▶ Your goal
The full set of entries must be copied exactly.
*** Opening of Task input ***
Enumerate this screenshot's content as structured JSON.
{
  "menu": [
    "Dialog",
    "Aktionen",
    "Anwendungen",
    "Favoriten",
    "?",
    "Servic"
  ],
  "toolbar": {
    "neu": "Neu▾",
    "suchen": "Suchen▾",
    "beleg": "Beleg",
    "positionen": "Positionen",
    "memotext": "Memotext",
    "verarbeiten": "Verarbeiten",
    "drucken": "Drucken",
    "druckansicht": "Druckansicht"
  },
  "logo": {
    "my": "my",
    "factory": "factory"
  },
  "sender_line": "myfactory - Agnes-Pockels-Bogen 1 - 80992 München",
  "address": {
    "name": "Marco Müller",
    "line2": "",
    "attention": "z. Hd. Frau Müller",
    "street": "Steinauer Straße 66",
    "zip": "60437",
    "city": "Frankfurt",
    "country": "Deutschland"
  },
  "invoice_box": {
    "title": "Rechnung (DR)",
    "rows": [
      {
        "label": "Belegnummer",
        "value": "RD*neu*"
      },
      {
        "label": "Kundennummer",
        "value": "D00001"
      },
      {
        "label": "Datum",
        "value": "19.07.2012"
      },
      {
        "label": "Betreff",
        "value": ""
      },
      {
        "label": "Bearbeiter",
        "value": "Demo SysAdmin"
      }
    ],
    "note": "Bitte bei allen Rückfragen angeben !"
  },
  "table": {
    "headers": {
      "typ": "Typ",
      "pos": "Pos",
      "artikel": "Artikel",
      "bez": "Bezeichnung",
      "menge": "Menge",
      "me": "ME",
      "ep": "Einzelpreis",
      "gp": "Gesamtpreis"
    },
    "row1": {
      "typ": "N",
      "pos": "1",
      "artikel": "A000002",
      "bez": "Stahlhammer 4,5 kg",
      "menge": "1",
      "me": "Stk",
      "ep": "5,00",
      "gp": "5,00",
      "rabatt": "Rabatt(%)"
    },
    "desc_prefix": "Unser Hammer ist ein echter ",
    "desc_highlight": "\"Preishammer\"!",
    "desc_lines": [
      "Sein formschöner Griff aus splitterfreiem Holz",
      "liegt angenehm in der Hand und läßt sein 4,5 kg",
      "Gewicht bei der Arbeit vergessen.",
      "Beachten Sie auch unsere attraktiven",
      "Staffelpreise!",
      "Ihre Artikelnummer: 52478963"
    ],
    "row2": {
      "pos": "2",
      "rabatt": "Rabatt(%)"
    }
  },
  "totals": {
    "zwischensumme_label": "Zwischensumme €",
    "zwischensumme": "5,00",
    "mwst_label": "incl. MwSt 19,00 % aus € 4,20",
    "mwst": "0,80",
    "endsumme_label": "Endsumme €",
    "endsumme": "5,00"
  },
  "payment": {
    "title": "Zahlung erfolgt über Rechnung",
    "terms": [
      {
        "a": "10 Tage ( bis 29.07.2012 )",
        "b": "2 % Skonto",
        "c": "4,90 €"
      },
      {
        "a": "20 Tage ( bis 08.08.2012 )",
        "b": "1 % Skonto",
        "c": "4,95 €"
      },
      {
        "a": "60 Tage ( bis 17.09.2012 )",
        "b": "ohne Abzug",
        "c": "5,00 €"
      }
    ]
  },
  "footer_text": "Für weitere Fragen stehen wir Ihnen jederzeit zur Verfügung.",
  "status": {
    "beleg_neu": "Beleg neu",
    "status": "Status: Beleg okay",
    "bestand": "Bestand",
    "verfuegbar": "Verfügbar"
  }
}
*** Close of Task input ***
▶ Written solution
Enumerate this screenshot's content as structured JSON.
{
  "menu": [
    "Dialog",
    "Aktionen",
    "Anwendungen",
    "Favoriten",
    "?",
    "Servic"
  ],
  "toolbar": {
    "neu": "Neu▾",
    "suchen": "Suchen▾",
    "beleg": "Beleg",
    "positionen": "Positionen",
    "memotext": "Memotext",
    "verarbeiten": "Verarbeiten",
    "drucken": "Drucken",
    "druckansicht": "Druckansicht"
  },
  "logo": {
    "my": "my",
    "factory": "factory"
  },
  "sender_line": "myfactory - Agnes-Pockels-Bogen 1 - 80992 München",
  "address": {
    "name": "Marco Müller",
    "line2": "",
    "attention": "z. Hd. Frau Müller",
    "street": "Steinauer Straße 66",
    "zip": "60437",
    "city": "Frankfurt",
    "country": "Deutschland"
  },
  "invoice_box": {
    "title": "Rechnung (DR)",
    "rows": [
      {
        "label": "Belegnummer",
        "value": "RD*neu*"
      },
      {
        "label": "Kundennummer",
        "value": "D00001"
      },
      {
        "label": "Datum",
        "value": "19.07.2012"
      },
      {
        "label": "Betreff",
        "value": ""
      },
      {
        "label": "Bearbeiter",
        "value": "Demo SysAdmin"
      }
    ],
    "note": "Bitte bei allen Rückfragen angeben !"
  },
  "table": {
    "headers": {
      "typ": "Typ",
      "pos": "Pos",
      "artikel": "Artikel",
      "bez": "Bezeichnung",
      "menge": "Menge",
      "me": "ME",
      "ep": "Einzelpreis",
      "gp": "Gesamtpreis"
    },
    "row1": {
      "typ": "N",
      "pos": "1",
      "artikel": "A000002",
      "bez": "Stahlhammer 4,5 kg",
      "menge": "1",
      "me": "Stk",
      "ep": "5,00",
      "gp": "5,00",
      "rabatt": "Rabatt(%)"
    },
    "desc_prefix": "Unser Hammer ist ein echter ",
    "desc_highlight": "\"Preishammer\"!",
    "desc_lines": [
      "Sein formschöner Griff aus splitterfreiem Holz",
      "liegt angenehm in der Hand und läßt sein 4,5 kg",
      "Gewicht bei der Arbeit vergessen.",
      "Beachten Sie auch unsere attraktiven",
      "Staffelpreise!",
      "Ihre Artikelnummer: 52478963"
    ],
    "row2": {
      "pos": "2",
      "rabatt": "Rabatt(%)"
    }
  },
  "totals": {
    "zwischensumme_label": "Zwischensumme €",
    "zwischensumme": "5,00",
    "mwst_label": "incl. MwSt 19,00 % aus € 4,20",
    "mwst": "0,80",
    "endsumme_label": "Endsumme €",
    "endsumme": "5,00"
  },
  "payment": {
    "title": "Zahlung erfolgt über Rechnung",
    "terms": [
      {
        "a": "10 Tage ( bis 29.07.2012 )",
        "b": "2 % Skonto",
        "c": "4,90 €"
      },
      {
        "a": "20 Tage ( bis 08.08.2012 )",
        "b": "1 % Skonto",
        "c": "4,95 €"
      },
      {
        "a": "60 Tage ( bis 17.09.2012 )",
        "b": "ohne Abzug",
        "c": "5,00 €"
      }
    ]
  },
  "footer_text": "Für weitere Fragen stehen wir Ihnen jederzeit zur Verfügung.",
  "status": {
    "beleg_neu": "Beleg neu",
    "status": "Status: Beleg okay",
    "bestand": "Bestand",
    "verfuegbar": "Verfügbar"
  }
}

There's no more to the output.